Speaking to a Beijing newspaper, Yan Gang - the head of WPP's joint venture with the China International Trust & Investment Corporation (Citic) - said Citic had decided to team up with WPP's rival Omnicom instead, due to Sir Martin's offensive behaviour at their last meeting. "Because of this kind of attitude, we have been forced to cease co-operation with him," Mr Yan told reporters.
China has been one of WPP's key growth areas. It is currently the company's fifth largest market in the world. Sir Martin said recently that he expects it to become the business's third main source of revenue by 2008, when Beijing will hold the Olympic Games.
WPP played down the significance of the loss yesterday, revealing the joint venture generates just $6m (£3.3m) of revenue each year, a little more than 1 per cent of the $500m which WPP collects annually in China.
The dispute brings to an end an agreement which has been in place for more than 14 years. However, it had failed to perform in line with expectations over the past few years, prompting Mr Yan to write to Sir Martin several months ago.
In the letter, he warned that WPP's reputation could be at risk across the Chinese market if the group did not make a greater effort to put the venture with Citic back on track.
Sir Martin responded by asking Mr Yan to come to the UK for a meeting, after which the pair are believed to have agreed to commission an independent audit of the joint venture.
Although the report, delivered by Ernst & Young, was not believed to contain anything controversial, Mr Yan has claimed that he was offended by Sir Martin's attitude at their meeting in London.
It is considered a blow for WPP to lose the contract to Omnicom, the world's largest advertising company, and its major rival.
However, the group said it did not believe the loss of the deal would effect its credibility across the rest of the market.

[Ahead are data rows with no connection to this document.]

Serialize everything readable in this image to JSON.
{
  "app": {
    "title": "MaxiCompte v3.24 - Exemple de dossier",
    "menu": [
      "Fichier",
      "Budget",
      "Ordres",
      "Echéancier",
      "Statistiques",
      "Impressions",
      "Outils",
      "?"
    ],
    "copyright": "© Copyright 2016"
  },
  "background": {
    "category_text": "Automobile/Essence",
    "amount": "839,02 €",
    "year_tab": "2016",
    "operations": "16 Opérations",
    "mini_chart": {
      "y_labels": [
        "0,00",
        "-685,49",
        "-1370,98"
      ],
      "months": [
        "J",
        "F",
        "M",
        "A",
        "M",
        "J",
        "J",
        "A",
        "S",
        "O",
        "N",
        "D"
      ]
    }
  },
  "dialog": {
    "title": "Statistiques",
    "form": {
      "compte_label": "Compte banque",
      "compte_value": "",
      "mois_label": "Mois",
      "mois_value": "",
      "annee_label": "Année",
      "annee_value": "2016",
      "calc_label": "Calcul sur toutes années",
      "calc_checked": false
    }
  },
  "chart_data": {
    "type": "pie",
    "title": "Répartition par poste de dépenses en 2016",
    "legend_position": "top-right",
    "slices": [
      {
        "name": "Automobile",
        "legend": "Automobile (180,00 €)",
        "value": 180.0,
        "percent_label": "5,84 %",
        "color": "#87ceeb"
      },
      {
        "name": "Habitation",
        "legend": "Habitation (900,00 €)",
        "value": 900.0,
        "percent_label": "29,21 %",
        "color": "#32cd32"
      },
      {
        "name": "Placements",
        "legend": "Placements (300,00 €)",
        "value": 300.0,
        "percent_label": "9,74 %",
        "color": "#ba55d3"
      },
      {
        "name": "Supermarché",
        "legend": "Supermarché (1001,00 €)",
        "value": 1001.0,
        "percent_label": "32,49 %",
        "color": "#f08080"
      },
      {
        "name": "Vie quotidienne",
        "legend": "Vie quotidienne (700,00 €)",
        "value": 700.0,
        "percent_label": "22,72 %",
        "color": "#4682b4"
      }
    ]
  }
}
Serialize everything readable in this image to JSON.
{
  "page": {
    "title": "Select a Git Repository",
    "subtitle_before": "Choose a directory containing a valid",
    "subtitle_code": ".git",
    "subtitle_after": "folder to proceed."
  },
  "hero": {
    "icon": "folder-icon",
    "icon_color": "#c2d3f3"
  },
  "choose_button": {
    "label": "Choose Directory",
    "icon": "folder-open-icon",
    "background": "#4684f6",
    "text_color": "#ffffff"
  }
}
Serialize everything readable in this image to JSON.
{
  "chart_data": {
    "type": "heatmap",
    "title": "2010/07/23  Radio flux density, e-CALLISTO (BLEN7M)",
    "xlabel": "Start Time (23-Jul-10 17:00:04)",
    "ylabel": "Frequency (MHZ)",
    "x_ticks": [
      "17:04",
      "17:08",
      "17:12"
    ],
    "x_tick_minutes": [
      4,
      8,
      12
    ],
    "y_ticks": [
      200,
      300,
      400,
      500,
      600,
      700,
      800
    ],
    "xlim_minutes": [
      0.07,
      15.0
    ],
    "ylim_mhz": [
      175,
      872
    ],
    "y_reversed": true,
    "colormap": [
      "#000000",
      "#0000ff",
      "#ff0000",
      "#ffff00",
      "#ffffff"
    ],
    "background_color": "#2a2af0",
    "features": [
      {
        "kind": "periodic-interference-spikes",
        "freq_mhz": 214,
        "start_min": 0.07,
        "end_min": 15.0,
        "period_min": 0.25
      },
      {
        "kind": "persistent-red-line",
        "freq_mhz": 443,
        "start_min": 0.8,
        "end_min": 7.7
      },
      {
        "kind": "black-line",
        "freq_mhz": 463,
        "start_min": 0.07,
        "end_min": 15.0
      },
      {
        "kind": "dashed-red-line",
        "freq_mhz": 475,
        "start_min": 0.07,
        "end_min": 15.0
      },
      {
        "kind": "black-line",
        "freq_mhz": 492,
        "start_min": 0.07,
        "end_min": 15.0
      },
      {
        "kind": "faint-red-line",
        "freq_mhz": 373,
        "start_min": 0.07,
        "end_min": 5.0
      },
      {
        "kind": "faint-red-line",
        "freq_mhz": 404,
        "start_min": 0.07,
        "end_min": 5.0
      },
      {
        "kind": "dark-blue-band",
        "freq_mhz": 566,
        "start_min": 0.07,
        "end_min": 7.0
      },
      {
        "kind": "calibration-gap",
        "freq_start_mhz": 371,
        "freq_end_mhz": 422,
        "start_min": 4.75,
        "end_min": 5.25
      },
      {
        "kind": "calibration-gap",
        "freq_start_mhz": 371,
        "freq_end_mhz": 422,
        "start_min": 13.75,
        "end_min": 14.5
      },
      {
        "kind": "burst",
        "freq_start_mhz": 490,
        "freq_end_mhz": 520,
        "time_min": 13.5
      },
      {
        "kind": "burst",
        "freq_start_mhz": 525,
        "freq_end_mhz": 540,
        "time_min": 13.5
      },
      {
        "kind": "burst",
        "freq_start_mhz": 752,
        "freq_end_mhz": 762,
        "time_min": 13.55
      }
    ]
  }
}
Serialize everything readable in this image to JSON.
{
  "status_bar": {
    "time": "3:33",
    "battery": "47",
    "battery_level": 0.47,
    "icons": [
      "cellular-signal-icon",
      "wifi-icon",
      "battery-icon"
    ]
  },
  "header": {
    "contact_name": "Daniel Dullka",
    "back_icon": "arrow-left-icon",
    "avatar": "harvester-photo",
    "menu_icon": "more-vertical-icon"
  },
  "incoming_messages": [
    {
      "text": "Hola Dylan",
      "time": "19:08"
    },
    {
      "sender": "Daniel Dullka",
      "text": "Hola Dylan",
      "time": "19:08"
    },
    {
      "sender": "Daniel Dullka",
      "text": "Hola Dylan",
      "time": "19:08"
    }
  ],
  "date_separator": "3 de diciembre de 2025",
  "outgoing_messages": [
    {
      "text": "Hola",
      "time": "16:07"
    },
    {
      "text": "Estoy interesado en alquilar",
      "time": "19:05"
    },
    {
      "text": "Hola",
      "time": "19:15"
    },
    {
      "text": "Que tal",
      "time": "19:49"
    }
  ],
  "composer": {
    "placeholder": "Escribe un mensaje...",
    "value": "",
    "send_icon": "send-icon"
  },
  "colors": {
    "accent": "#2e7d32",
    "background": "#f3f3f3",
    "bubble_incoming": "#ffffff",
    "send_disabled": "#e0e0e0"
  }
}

Shares in WPP did not react to yesterday's news, closing up 3.5p at 641p, giving the company a market value of £8.03bn.